An aphrodisiac is used to stimulate and increase sex drive, pleasure and libido. From the Middle Ages to Now
Lots of people know the novel turned film “Perfume”. It tells the story of Jean-Baptise Grenouille. The man who created an irresistible aphrodisiac perfume. It was so strong that the women and men he poured it on tore out into full on sex hunters in lusty orgies. The right dosage of course is the trick. But too much of a good thing can’t be all bad.
In the Middle Ages scents weren’t the only aphrodisiacs. Also thought to be aphrodisiacs were various herbs and spices like nutmeg and parsley. Kale was also considered to be one.
Some aphrodisiac properties are disputed. There isn’t a lot of clear evidence that they work. Some people say that ginger, chilli, oyster, ginseng, saffron and chocolate are aphrodisiacs. We’ll never know for sure, but Casanova slurped down 50 oysters a day. Don’t Expect Any Miracles
Aphrodisiacs are not miracle cures. If they increase desire even just a small amount, then they’ve done their job. Viagra & Co are in a league of their own

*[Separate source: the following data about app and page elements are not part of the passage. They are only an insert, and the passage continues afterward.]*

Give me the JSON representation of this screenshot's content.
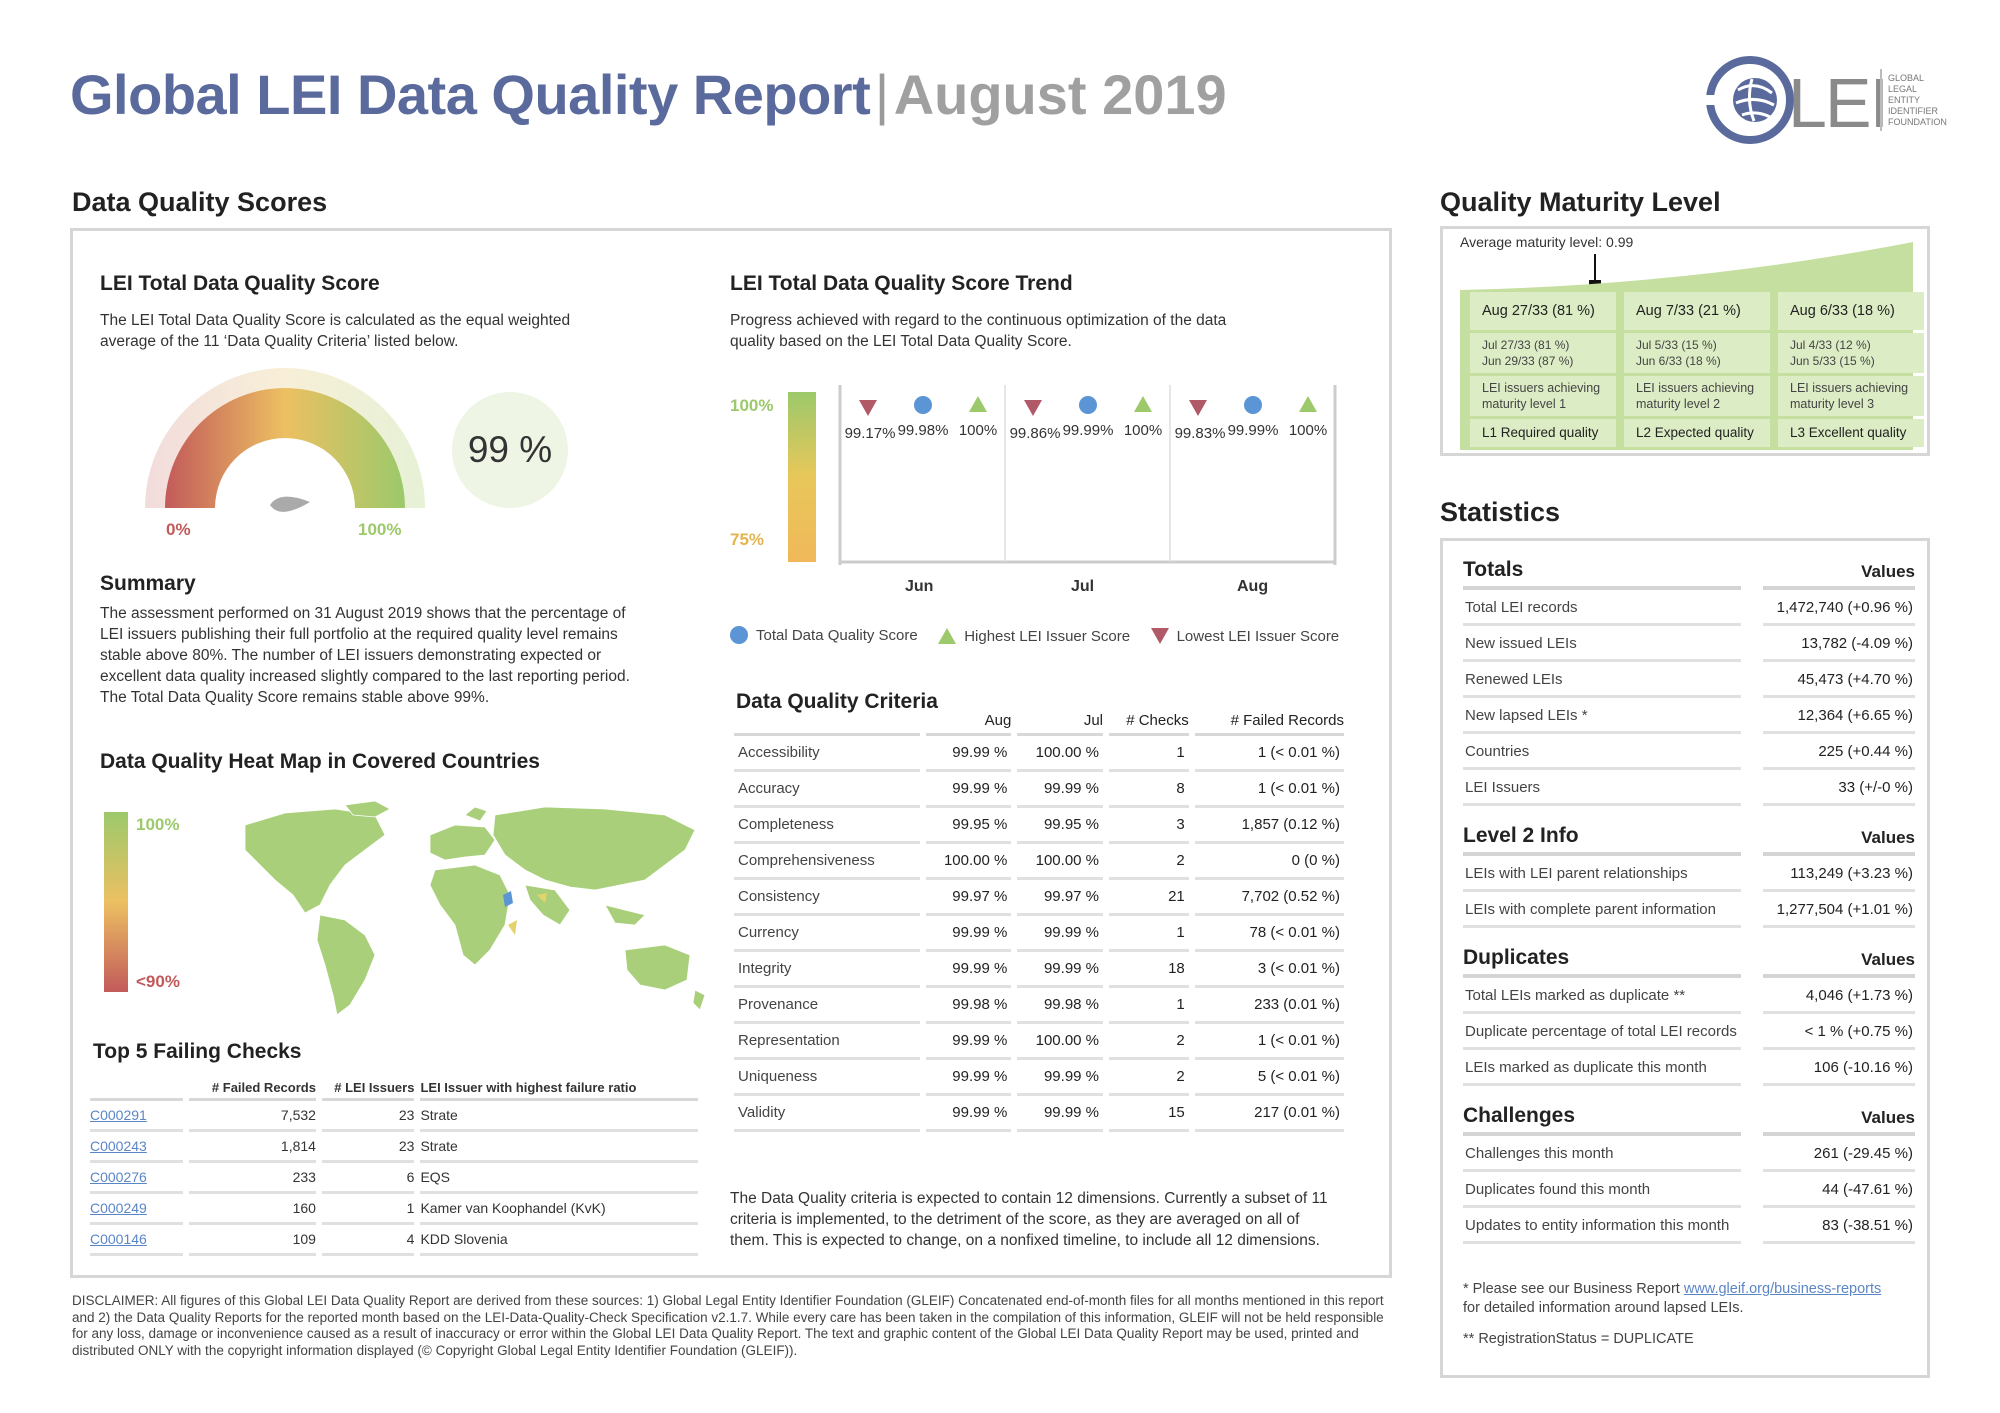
{
  "header": {
    "title": "Global LEI Data Quality Report",
    "separator": "|",
    "month": "August 2019",
    "logo_text": "LEI",
    "logo_sub": [
      "GLOBAL",
      "LEGAL",
      "ENTITY",
      "IDENTIFIER",
      "FOUNDATION"
    ]
  },
  "dq_scores": {
    "heading": "Data Quality Scores",
    "total_score": {
      "title": "LEI Total Data Quality Score",
      "desc": "The LEI Total Data Quality Score is calculated as the equal weighted average of the 11 ‘Data Quality Criteria’ listed below.",
      "gauge_min": "0%",
      "gauge_max": "100%",
      "value_label": "99 %",
      "value": 0.99
    },
    "summary": {
      "title": "Summary",
      "text": "The assessment performed on 31 August 2019 shows that the percentage of LEI issuers publishing their full portfolio at the required quality level remains stable above 80%. The number of LEI issuers demonstrating expected or excellent data quality increased slightly compared to the last reporting period. The Total Data Quality Score remains stable above 99%."
    },
    "heatmap": {
      "title": "Data Quality Heat Map in Covered Countries",
      "scale_top": "100%",
      "scale_bottom": "<90%"
    },
    "top5": {
      "title": "Top 5 Failing Checks",
      "columns": [
        "# Failed Records",
        "# LEI Issuers",
        "LEI Issuer with highest failure ratio"
      ],
      "rows": [
        {
          "check": "C000291",
          "failed": "7,532",
          "issuers": "23",
          "issuer": "Strate"
        },
        {
          "check": "C000243",
          "failed": "1,814",
          "issuers": "23",
          "issuer": "Strate"
        },
        {
          "check": "C000276",
          "failed": "233",
          "issuers": "6",
          "issuer": "EQS"
        },
        {
          "check": "C000249",
          "failed": "160",
          "issuers": "1",
          "issuer": "Kamer van Koophandel (KvK)"
        },
        {
          "check": "C000146",
          "failed": "109",
          "issuers": "4",
          "issuer": "KDD Slovenia"
        }
      ]
    },
    "trend": {
      "title": "LEI Total Data Quality Score Trend",
      "desc": "Progress achieved with regard to the continuous optimization of the data quality based on the LEI Total Data Quality Score.",
      "scale_top": "100%",
      "scale_bottom": "75%",
      "months": [
        "Jun",
        "Jul",
        "Aug"
      ],
      "legend": [
        "Total Data Quality Score",
        "Highest LEI Issuer Score",
        "Lowest LEI Issuer Score"
      ],
      "points": [
        {
          "low": "99.17%",
          "total": "99.98%",
          "high": "100%"
        },
        {
          "low": "99.86%",
          "total": "99.99%",
          "high": "100%"
        },
        {
          "low": "99.83%",
          "total": "99.99%",
          "high": "100%"
        }
      ]
    },
    "criteria": {
      "title": "Data Quality Criteria",
      "columns": [
        "Aug",
        "Jul",
        "# Checks",
        "# Failed Records"
      ],
      "rows": [
        {
          "name": "Accessibility",
          "aug": "99.99 %",
          "jul": "100.00 %",
          "checks": "1",
          "failed": "1 (< 0.01 %)"
        },
        {
          "name": "Accuracy",
          "aug": "99.99 %",
          "jul": "99.99 %",
          "checks": "8",
          "failed": "1 (< 0.01 %)"
        },
        {
          "name": "Completeness",
          "aug": "99.95 %",
          "jul": "99.95 %",
          "checks": "3",
          "failed": "1,857 (0.12 %)"
        },
        {
          "name": "Comprehensiveness",
          "aug": "100.00 %",
          "jul": "100.00 %",
          "checks": "2",
          "failed": "0 (0 %)"
        },
        {
          "name": "Consistency",
          "aug": "99.97 %",
          "jul": "99.97 %",
          "checks": "21",
          "failed": "7,702 (0.52 %)"
        },
        {
          "name": "Currency",
          "aug": "99.99 %",
          "jul": "99.99 %",
          "checks": "1",
          "failed": "78 (< 0.01 %)"
        },
        {
          "name": "Integrity",
          "aug": "99.99 %",
          "jul": "99.99 %",
          "checks": "18",
          "failed": "3 (< 0.01 %)"
        },
        {
          "name": "Provenance",
          "aug": "99.98 %",
          "jul": "99.98 %",
          "checks": "1",
          "failed": "233 (0.01 %)"
        },
        {
          "name": "Representation",
          "aug": "99.99 %",
          "jul": "100.00 %",
          "checks": "2",
          "failed": "1 (< 0.01 %)"
        },
        {
          "name": "Uniqueness",
          "aug": "99.99 %",
          "jul": "99.99 %",
          "checks": "2",
          "failed": "5 (< 0.01 %)"
        },
        {
          "name": "Validity",
          "aug": "99.99 %",
          "jul": "99.99 %",
          "checks": "15",
          "failed": "217 (0.01 %)"
        }
      ],
      "note": "The Data Quality criteria is expected to contain 12 dimensions. Currently a subset of 11 criteria is implemented, to the detriment of the score, as they are averaged on all of them. This is expected to change, on a nonfixed timeline, to include all 12 dimensions."
    }
  },
  "maturity": {
    "heading": "Quality Maturity Level",
    "average": "Average maturity level: 0.99",
    "levels": [
      {
        "head": "Aug 27/33 (81 %)",
        "hist1": "Jul 27/33 (81 %)",
        "hist2": "Jun 29/33 (87 %)",
        "desc1": "LEI issuers achieving",
        "desc2": "maturity level 1",
        "label": "L1 Required quality"
      },
      {
        "head": "Aug 7/33 (21 %)",
        "hist1": "Jul 5/33 (15 %)",
        "hist2": "Jun 6/33 (18 %)",
        "desc1": "LEI issuers achieving",
        "desc2": "maturity level 2",
        "label": "L2 Expected quality"
      },
      {
        "head": "Aug 6/33 (18 %)",
        "hist1": "Jul 4/33 (12 %)",
        "hist2": "Jun 5/33 (15 %)",
        "desc1": "LEI issuers achieving",
        "desc2": "maturity level 3",
        "label": "L3 Excellent quality"
      }
    ]
  },
  "statistics": {
    "heading": "Statistics",
    "values_label": "Values",
    "groups": [
      {
        "title": "Totals",
        "rows": [
          {
            "label": "Total LEI records",
            "value": "1,472,740 (+0.96 %)"
          },
          {
            "label": "New issued LEIs",
            "value": "13,782 (-4.09 %)"
          },
          {
            "label": "Renewed LEIs",
            "value": "45,473 (+4.70 %)"
          },
          {
            "label": "New lapsed LEIs *",
            "value": "12,364 (+6.65 %)"
          },
          {
            "label": "Countries",
            "value": "225 (+0.44 %)"
          },
          {
            "label": "LEI Issuers",
            "value": "33 (+/-0 %)"
          }
        ]
      },
      {
        "title": "Level 2 Info",
        "rows": [
          {
            "label": "LEIs with LEI parent relationships",
            "value": "113,249 (+3.23 %)"
          },
          {
            "label": "LEIs with complete parent information",
            "value": "1,277,504 (+1.01 %)"
          }
        ]
      },
      {
        "title": "Duplicates",
        "rows": [
          {
            "label": "Total LEIs marked as duplicate **",
            "value": "4,046 (+1.73 %)"
          },
          {
            "label": "Duplicate percentage of total LEI records",
            "value": "< 1 % (+0.75 %)"
          },
          {
            "label": "LEIs marked as duplicate this month",
            "value": "106 (-10.16 %)"
          }
        ]
      },
      {
        "title": "Challenges",
        "rows": [
          {
            "label": "Challenges this month",
            "value": "261 (-29.45 %)"
          },
          {
            "label": "Duplicates found this month",
            "value": "44 (-47.61 %)"
          },
          {
            "label": "Updates to entity information this month",
            "value": "83 (-38.51 %)"
          }
        ]
      }
    ],
    "footnote1_prefix": "* Please see our Business Report ",
    "footnote1_link": "www.gleif.org/business-reports",
    "footnote1_suffix": "for detailed information around lapsed LEIs.",
    "footnote2": "** RegistrationStatus = DUPLICATE"
  },
  "disclaimer": "DISCLAIMER: All figures of this Global LEI Data Quality Report are derived from these sources: 1) Global Legal Entity Identifier Foundation (GLEIF) Concatenated end-of-month files for all months mentioned in this report and 2) the Data Quality Reports for the reported month based on the LEI-Data-Quality-Check Specification v2.1.7. While every care has been taken in the compilation of this information, GLEIF will not be held responsible for any loss, damage or inconvenience caused as a result of inaccuracy or error within the Global LEI Data Quality Report. The text and graphic content of the Global LEI Data Quality Report may be used, printed and distributed ONLY with the copyright information displayed (© Copyright Global Legal Entity Identifier Foundation (GLEIF)).",
  "colors": {
    "title_blue": "#5a6a9c",
    "green": "#9cc96b",
    "yellow": "#e8c75a",
    "red": "#c25a5a",
    "marker_blue": "#5b95d6",
    "marker_green": "#9cc96b",
    "marker_red": "#b05a68"
  }
}
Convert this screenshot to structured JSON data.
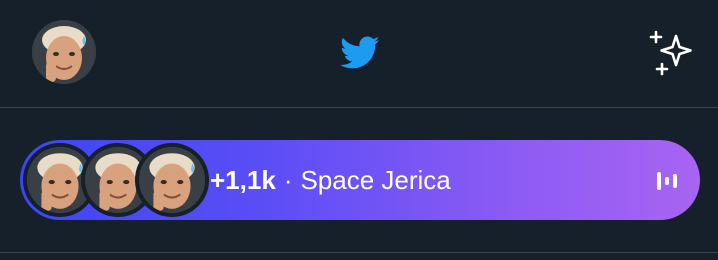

Drugs and other medications meant to treat erectile dysfunction, for example. Viagra, Levitra, Tadalafil, Apomorphin, Alprostadil are not aphrodisiacs. These drugs are used to treat disorders.